1. My weekend

We know that listening is the most important yet often neglected skill for language learning. It's also something some pupils find hard to do. To develop listening skill and provide tailored comprehensible input try this:

You tell the class you are going to recount what you did last weekend and that they have to make notes in English. The amount of detail you go into and the speed you go will depend on your class. Talk for about three minutes. If you spent the whole weekend marking, you can always make stuff up!

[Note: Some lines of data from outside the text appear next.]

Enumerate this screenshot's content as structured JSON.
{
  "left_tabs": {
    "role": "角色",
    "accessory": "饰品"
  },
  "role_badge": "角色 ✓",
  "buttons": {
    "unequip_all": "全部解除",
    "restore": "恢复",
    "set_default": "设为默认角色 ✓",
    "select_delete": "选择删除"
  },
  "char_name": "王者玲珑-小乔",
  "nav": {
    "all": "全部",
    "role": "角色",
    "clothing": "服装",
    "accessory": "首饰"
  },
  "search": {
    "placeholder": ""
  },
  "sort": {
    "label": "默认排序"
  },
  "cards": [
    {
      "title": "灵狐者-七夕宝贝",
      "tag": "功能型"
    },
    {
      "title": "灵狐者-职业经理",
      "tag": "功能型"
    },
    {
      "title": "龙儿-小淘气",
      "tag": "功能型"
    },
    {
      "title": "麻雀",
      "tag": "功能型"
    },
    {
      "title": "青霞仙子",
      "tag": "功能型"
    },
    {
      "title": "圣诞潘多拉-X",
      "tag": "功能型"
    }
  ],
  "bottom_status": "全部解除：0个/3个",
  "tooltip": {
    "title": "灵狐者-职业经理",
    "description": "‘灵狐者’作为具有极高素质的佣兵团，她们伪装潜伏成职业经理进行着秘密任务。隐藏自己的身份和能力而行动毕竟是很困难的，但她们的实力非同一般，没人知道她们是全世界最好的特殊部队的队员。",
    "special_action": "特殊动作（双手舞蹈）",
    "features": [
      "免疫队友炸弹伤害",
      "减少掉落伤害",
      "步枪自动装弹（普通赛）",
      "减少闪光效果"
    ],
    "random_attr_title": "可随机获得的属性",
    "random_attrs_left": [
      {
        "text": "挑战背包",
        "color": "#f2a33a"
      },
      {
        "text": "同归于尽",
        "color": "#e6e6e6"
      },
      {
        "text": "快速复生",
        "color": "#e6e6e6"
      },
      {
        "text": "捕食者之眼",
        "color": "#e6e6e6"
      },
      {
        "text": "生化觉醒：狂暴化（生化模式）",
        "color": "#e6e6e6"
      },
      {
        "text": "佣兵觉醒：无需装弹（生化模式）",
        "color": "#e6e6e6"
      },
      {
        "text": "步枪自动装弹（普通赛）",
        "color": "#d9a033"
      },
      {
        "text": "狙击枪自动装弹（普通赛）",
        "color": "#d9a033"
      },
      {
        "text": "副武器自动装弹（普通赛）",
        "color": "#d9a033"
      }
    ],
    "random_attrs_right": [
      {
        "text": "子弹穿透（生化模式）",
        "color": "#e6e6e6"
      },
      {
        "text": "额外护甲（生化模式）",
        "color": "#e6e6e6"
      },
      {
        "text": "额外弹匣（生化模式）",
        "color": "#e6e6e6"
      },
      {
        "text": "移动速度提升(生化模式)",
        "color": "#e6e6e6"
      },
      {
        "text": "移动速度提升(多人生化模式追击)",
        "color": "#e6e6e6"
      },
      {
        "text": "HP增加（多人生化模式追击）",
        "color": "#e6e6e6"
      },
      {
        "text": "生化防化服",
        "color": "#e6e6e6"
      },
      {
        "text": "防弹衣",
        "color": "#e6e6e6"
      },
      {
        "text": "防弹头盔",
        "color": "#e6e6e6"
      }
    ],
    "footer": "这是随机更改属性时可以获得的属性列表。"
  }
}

You then make some true or false (maybe not mentioned too) statements in the target language about what you said in your account. Class gives hands up (or no hands up) answers. This can then lead into a simple pair work task where pupils make up their own tru…